The 15,000 depositors who lost money in Utah thrifts could have some extra spending money by Christmas if they accept a plan for the state to pay them $100 million. But if Naomi Little has her way, a 100 percent return is the only acceptable settlement.

Little, of Salt Lake City, and her husband, Artemis, are plaintiffs in the civil suit filed against Utah after the state declared the Industrial Loan Guaranty Corp. insolvent.About $106 million in deposits was frozen as the state and thrifts struggled to find a solution. But Little said Saturday the state's offer was not the answer, although a board member of Depositors of Insured Thrifts says the board will recommend the offer be accepted.

"We need 100 percent plus the interest. This has gone on too long and it's not right. The state is in the wrong, and we're going to fight it," Little said, adding, "There isn't one (depositor) I've talked to that is going to settle for less than 100 percent."

The settlement announced Friday night by Gov. Norm Bangerter would put aside claims between the state and depositors, clear the way for legal action against third-party defendants, and get money into the hands of people who have had their funds locked up since July 31, 1986.

To finance the settlement the state would issue a $33 million general obligation bond, and put in $9 million from its Risk Management Fund. The state's liability carriers would contribute $19 million.

The remaining $39 million, recovered through thrift liquidation, has already been distributed to depositors.

The bond would be financed through proceeds from the ongoing liquidation of the thrifts' assets, remaining assets in the ILGC and $2 million left from a $5 million 1986 appropriation to deal with the thrifts.

"The state is at fault all the way down the line. And there's a lot of insurance there they can go after," Little said.

But Sheila Bohard, a board member of Depositors of Insured Thrifts, said the group will recommend depositors accept the state's offer.

"It certainly represents a fair share for the state, it's fair in that we still have the opportunity to go for the remainder of what we're missing through third-party defendants, and we will have the state's assistance to do that," Bohard said.

The state was the "largest chunk of the settlement," Bohard said, and that hurdle must be cleared before going after officers in the thrifts.

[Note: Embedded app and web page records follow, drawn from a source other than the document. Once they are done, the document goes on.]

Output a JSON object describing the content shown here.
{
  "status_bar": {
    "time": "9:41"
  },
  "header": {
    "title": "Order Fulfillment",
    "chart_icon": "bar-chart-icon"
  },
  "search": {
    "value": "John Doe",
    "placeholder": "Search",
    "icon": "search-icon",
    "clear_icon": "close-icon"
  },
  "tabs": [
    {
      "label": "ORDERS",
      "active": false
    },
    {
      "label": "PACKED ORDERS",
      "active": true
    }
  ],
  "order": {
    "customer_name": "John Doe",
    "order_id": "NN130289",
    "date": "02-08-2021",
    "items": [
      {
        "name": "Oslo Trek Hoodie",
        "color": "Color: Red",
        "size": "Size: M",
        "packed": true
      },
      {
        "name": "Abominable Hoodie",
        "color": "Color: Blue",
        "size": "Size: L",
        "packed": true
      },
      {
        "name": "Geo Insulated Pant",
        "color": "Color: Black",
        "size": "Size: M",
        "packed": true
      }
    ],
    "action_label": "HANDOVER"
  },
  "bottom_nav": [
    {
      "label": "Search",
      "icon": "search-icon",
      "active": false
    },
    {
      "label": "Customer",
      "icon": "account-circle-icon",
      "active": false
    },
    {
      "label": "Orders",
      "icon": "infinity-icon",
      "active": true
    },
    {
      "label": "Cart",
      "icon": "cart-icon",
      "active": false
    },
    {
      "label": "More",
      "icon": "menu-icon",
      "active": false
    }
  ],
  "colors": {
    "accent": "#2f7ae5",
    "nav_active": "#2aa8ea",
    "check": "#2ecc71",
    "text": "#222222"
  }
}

Depositors accused former thrift officials and advisers of fraud and racketeering. They contend the state knew the Industrial Loan Guaranty Corp. was close to going broke but did nothing to warn or protect customers in the five institutions.

"It's not over; we'll just be refocusing," said Bohard, who added that depositors will be voting first on whether to accept the settlement and second on whether individuals want to remain in the group covered by the class-action lawsuit.

"There's a possibility the first checks could be sent out at the earliest the first of November and the latest before Christmas," Bohard said. "That is if it goes through the Legislature smoothly, goes through the depositors smoothly, and goes through the courts smoothly."

While depositor F.E. Draper wanted 100 cents on every dollar lost when the thrifts were closed, he said, "It's a relief. I'd take it tomorrow," adding he'll "just put it (the money) in the other bank account."

The depositors group will inform the court on Tuesday of the settlement, and a formal presentation will be made if the Legislature and depositors approve the deal. Bangerter said he plans to call the Legislature into session Aug. 31 to deal with the thrift issue.

"This first distribution will send back somewhere in the neighborhood of 85 percent of their balance," said Bohard. "They need that money desperately, so it will make a difference to them."

The $100 million settlement is $6 million short of depositors' principal and does not include interest or legal fees. DOIT attorneys said their fees, which could range between $10 million and $20 million, would come from claims against the third-part defendants.

About 235 people who lost money in the thrifts have not been contacted, Bohard said.

"The records of the thrifts were so poor that they came to us without any kind of trail," she said. "Any depositors out there who haven't heard from us is because we can't find them."

Depositors not yet contacted should write DOIT, P.O. Box 956, Salt Lake City, UT 84109, drop by the offices at 5320 S. Ninth East, Suite 215, or call 269-9472.